So you ate more Ben and Jerry’s than you should have. But, hey, you’re going running later, so you should be fine — right?
There is no shortage of online charts and even government-endorsed digital dieting tools that will instruct you in this way of thinking. Some dietitians and nutritionists even do it. The concept fits in neatly with contemporary nutrition culture, with its simple mathematical mantra of “calories in, calories out.”
“There is probably a large part of the healthy population that this works for, but it doesn’t work for enough people that we can say, ‘This is how it works,’ ” said dietitian Ashley Koff.
These types of tools aren’t wrong, exactly, she said. “They could be right for a certain group of people. But what it’s doing is oversimplifying how one gets and keeps a healthy weight loss.”
The calculator below illustrates how such estimates come about, using a set formula to calculate how much activity may be required to burn the calories in a food item. But it and other tools like it assume that there are no problems with calories in, calories out. The calculator was devised by Graphiq and uses data from the ESHA nutrition database.
Most nutritionists also simplify things. What are dieters supposed to do if their only caloric model doesn’t always work?
Koff is right there with you. “My biggest frustration is that nobody’s saying the same thing,” she said.
How exercise works
Part of this comes down to how bodies and metabolisms vary. Factors such as gender, current weight and body composition all influence how many calories a person burns with any one activity.
Men, who tend to have more muscle, burn more calories than women. People who are very overweight or obese may burn calories at a higher rate. Even among exercisers in the same age range, differences in calorie burning abound, said Kristin Kirkpatrick, a dietitian at the respected Cleveland Clinic.
That means a chart saying that 36 minutes of yoga will negate a bag of Lay’s chips doesn’t reflect how any one individual body works. Same goes for a Zumba poster claiming a single class will burn 1,000 calories.
“If you take seven different people of different ages, genders and body size, put them all in a line and tell them to run three miles, they’re all going to burn different amounts of calories,” Kirkpatrick explained.
Those calorie numbers aren’t always wrong, but they do fall within a range, so there’s no guarantee every person looking at that number is actually meeting it with his or her exercise regimen.
Then there’s the exercise itself, which differs in intensity and quality. Intense interval training is different from time spent texting on the elliptical, for example.

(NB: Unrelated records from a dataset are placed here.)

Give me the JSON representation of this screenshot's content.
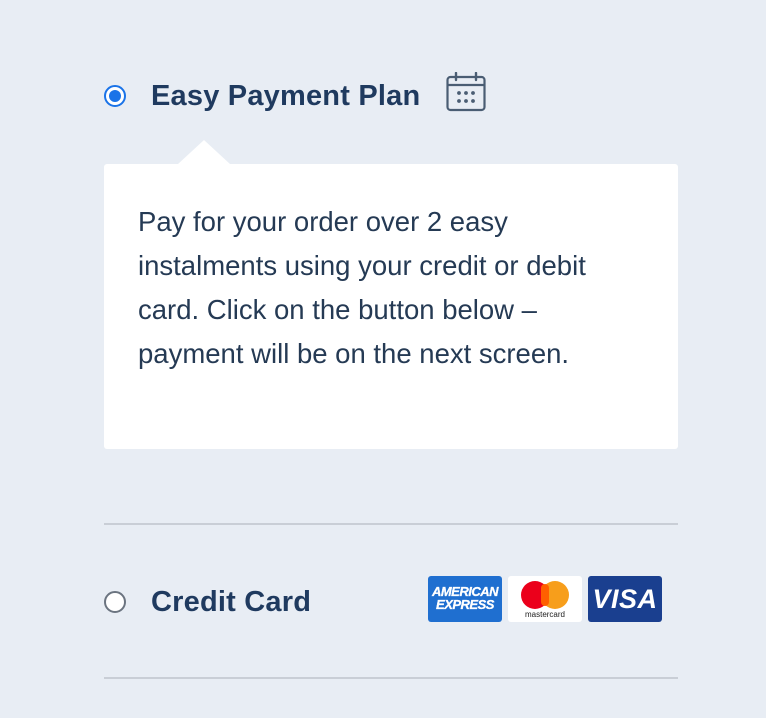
{
  "payment_options": {
    "easy_plan": {
      "label": "Easy Payment Plan",
      "selected": true,
      "icon": "calendar-icon",
      "description": "Pay for your order over 2 easy instalments using your credit or debit card. Click on the button below – payment will be on the next screen."
    },
    "credit_card": {
      "label": "Credit Card",
      "selected": false,
      "card_logos": {
        "amex": {
          "line1": "AMERICAN",
          "line2": "EXPRESS"
        },
        "mastercard": {
          "text": "mastercard"
        },
        "visa": {
          "text": "VISA"
        }
      }
    }
  },
  "colors": {
    "background": "#e8edf4",
    "accent": "#1a73e8",
    "text": "#1f3a5f",
    "panel": "#ffffff",
    "divider": "#c9ced6"
  }
}
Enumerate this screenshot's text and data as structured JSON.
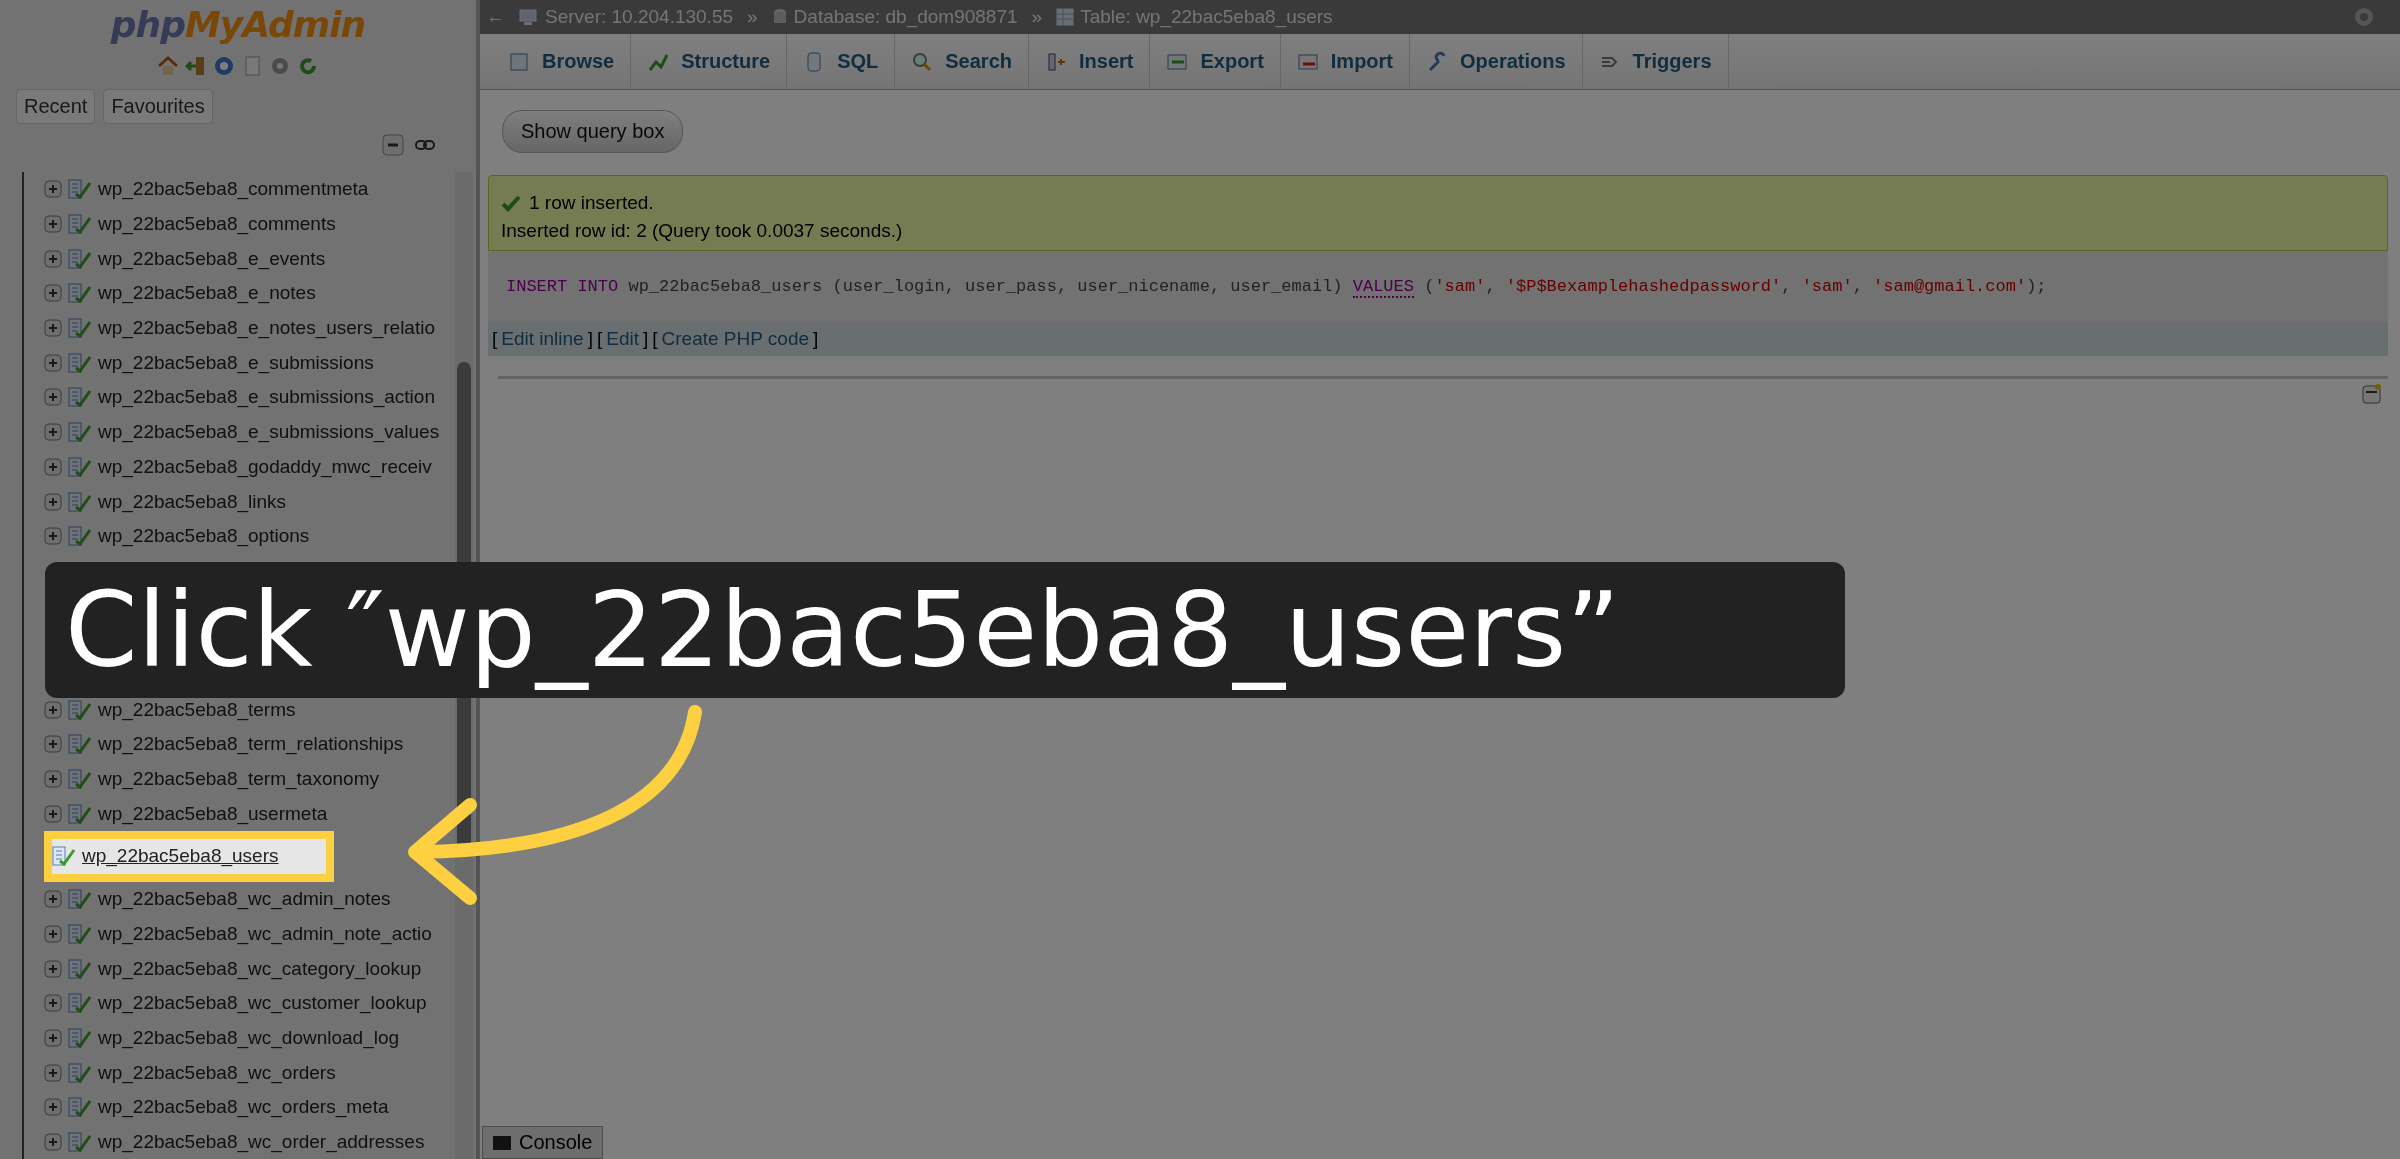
{
  "sidebar": {
    "logo": {
      "first": "php",
      "second": "MyAdmin"
    },
    "tabs": [
      {
        "label": "Recent"
      },
      {
        "label": "Favourites"
      }
    ],
    "tree_above": [
      {
        "label": "wp_22bac5eba8_commentmeta",
        "selected": false
      },
      {
        "label": "wp_22bac5eba8_comments",
        "selected": false
      },
      {
        "label": "wp_22bac5eba8_e_events",
        "selected": false
      },
      {
        "label": "wp_22bac5eba8_e_notes",
        "selected": false
      },
      {
        "label": "wp_22bac5eba8_e_notes_users_relatio",
        "selected": false
      },
      {
        "label": "wp_22bac5eba8_e_submissions",
        "selected": false
      },
      {
        "label": "wp_22bac5eba8_e_submissions_action",
        "selected": false
      },
      {
        "label": "wp_22bac5eba8_e_submissions_values",
        "selected": false
      },
      {
        "label": "wp_22bac5eba8_godaddy_mwc_receiv",
        "selected": false
      },
      {
        "label": "wp_22bac5eba8_links",
        "selected": false
      },
      {
        "label": "wp_22bac5eba8_options",
        "selected": false
      }
    ],
    "tree_below": [
      {
        "label": "wp_22bac5eba8_terms",
        "selected": false
      },
      {
        "label": "wp_22bac5eba8_term_relationships",
        "selected": false
      },
      {
        "label": "wp_22bac5eba8_term_taxonomy",
        "selected": false
      },
      {
        "label": "wp_22bac5eba8_usermeta",
        "selected": false
      },
      {
        "label": "wp_22bac5eba8_users",
        "selected": true
      },
      {
        "label": "wp_22bac5eba8_wc_admin_notes",
        "selected": false
      },
      {
        "label": "wp_22bac5eba8_wc_admin_note_actio",
        "selected": false
      },
      {
        "label": "wp_22bac5eba8_wc_category_lookup",
        "selected": false
      },
      {
        "label": "wp_22bac5eba8_wc_customer_lookup",
        "selected": false
      },
      {
        "label": "wp_22bac5eba8_wc_download_log",
        "selected": false
      },
      {
        "label": "wp_22bac5eba8_wc_orders",
        "selected": false
      },
      {
        "label": "wp_22bac5eba8_wc_orders_meta",
        "selected": false
      },
      {
        "label": "wp_22bac5eba8_wc_order_addresses",
        "selected": false
      }
    ]
  },
  "back": "←",
  "breadcrumb": [
    {
      "kind": "server",
      "label": "Server: 10.204.130.55"
    },
    {
      "kind": "database",
      "separator": "»",
      "label": "Database: db_dom908871"
    },
    {
      "kind": "table",
      "separator": "»",
      "label": "Table: wp_22bac5eba8_users"
    }
  ],
  "tabs": [
    {
      "label": "Browse"
    },
    {
      "label": "Structure"
    },
    {
      "label": "SQL"
    },
    {
      "label": "Search"
    },
    {
      "label": "Insert"
    },
    {
      "label": "Export"
    },
    {
      "label": "Import"
    },
    {
      "label": "Operations"
    },
    {
      "label": "Triggers"
    }
  ],
  "query_button": "Show query box",
  "message": {
    "title": "1 row inserted.",
    "detail": "Inserted row id: 2 (Query took 0.0037 seconds.)"
  },
  "sql": [
    {
      "kind": "keyword",
      "text": "INSERT"
    },
    {
      "kind": "keyword",
      "text": " INTO"
    },
    {
      "kind": "plain",
      "text": " wp_22bac5eba8_users (user_login, user_pass, user_nicename, user_email) "
    },
    {
      "kind": "keyword2",
      "text": "VALUES"
    },
    {
      "kind": "plain",
      "text": " ("
    },
    {
      "kind": "string",
      "text": "'sam'"
    },
    {
      "kind": "plain",
      "text": ", "
    },
    {
      "kind": "string",
      "text": "'$P$Bexamplehashedpassword'"
    },
    {
      "kind": "plain",
      "text": ", "
    },
    {
      "kind": "string",
      "text": "'sam'"
    },
    {
      "kind": "plain",
      "text": ", "
    },
    {
      "kind": "string",
      "text": "'sam@gmail.com'"
    },
    {
      "kind": "plain",
      "text": ");"
    }
  ],
  "actions": [
    {
      "open": "[",
      "label": "Edit inline",
      "close": "]"
    },
    {
      "open": "[",
      "label": "Edit",
      "close": "]"
    },
    {
      "open": "[",
      "label": "Create PHP code",
      "close": "]"
    }
  ],
  "console": "Console",
  "callout": "Click ″wp_22bac5eba8_users”"
}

Plus history factors into how individual bodies interact with exercise. If you’ve been doing the same gym routine for a long time, it’ll put less stress on your body and thus won’t result in the same heightened metabolic level.

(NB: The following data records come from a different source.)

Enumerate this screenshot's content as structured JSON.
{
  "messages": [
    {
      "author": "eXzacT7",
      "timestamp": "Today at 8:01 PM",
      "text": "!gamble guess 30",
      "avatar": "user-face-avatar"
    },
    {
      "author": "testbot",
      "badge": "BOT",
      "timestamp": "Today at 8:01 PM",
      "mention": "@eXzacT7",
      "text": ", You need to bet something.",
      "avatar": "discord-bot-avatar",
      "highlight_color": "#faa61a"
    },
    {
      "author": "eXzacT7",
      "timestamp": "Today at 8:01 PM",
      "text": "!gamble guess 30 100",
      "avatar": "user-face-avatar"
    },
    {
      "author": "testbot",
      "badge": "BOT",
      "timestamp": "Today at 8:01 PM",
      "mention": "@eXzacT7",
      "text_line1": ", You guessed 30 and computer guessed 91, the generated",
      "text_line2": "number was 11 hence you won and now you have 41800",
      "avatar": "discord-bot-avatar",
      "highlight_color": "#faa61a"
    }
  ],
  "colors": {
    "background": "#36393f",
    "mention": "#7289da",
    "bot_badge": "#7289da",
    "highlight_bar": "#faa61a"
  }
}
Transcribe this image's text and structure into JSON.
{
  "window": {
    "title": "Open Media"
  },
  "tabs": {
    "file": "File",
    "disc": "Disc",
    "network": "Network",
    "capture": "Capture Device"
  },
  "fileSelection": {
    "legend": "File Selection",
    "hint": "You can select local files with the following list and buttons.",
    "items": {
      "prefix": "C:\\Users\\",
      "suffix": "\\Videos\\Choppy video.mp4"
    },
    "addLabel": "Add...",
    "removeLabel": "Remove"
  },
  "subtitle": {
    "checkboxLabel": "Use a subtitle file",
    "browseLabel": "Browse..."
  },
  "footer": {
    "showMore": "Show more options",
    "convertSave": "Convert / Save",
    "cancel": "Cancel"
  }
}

“Your weight loss is multifactorial; it’s not just your calories. There is a particular thing that works for your body, and that’s going to be a factor,” Koff said.
So, contrary to all those charts, you can’t quite exercise additional calories away.
In fact, people often overestimate how much they’ve burned off during exercise, Kirkpatrick and others said, and then overeat as a result — and causing weight gain.
What calories consist of
So are these kinds of calories-to-exercise calculations useless? They can be helpful to understand what food contains and how it’s supposed to be used, or as an energy source, experts said.
But even if a person could be sure they were burning off their indulgences, it shouldn’t be used — as Kirkpatrick puts it — as “almost like a way to game the system.”
Besides being a unit of energy, a calorie also affects how hungry a person will be later, as well as their ability to lose or maintain their weight. Calorie quality also helps refuel the body after that exercise, and influences a person’s energy level moving forward, said Maria Elena Rodriguez, a dietitian at the Mount Sinai Health System.
Exercise won’t reverse the other aspects of that pint of ice cream: the way it affects the liver, for example, or the large amount of sugar going into the body.
“We need to teach people to eat better, not to game the system to eat foods … [thinking] they can just walk the calories off later,” Kirkpatrick said.
Still, this is hardly the clarion call for calorie extinction. “We still need to look at calories in some ways,” Kirkpatrick said.
There is “some truth” to calories in, calories out, with calories still making a difference on a basic level, she said, though the model doesn’t account for significant differences in how people burn calories and in the calories themselves.
But it is time to retire your spin-to-supper calculations.
“If you have a cookie, then run 3 miles, is that really enjoying your cookie? Sit down and enjoy it. Have it be real.”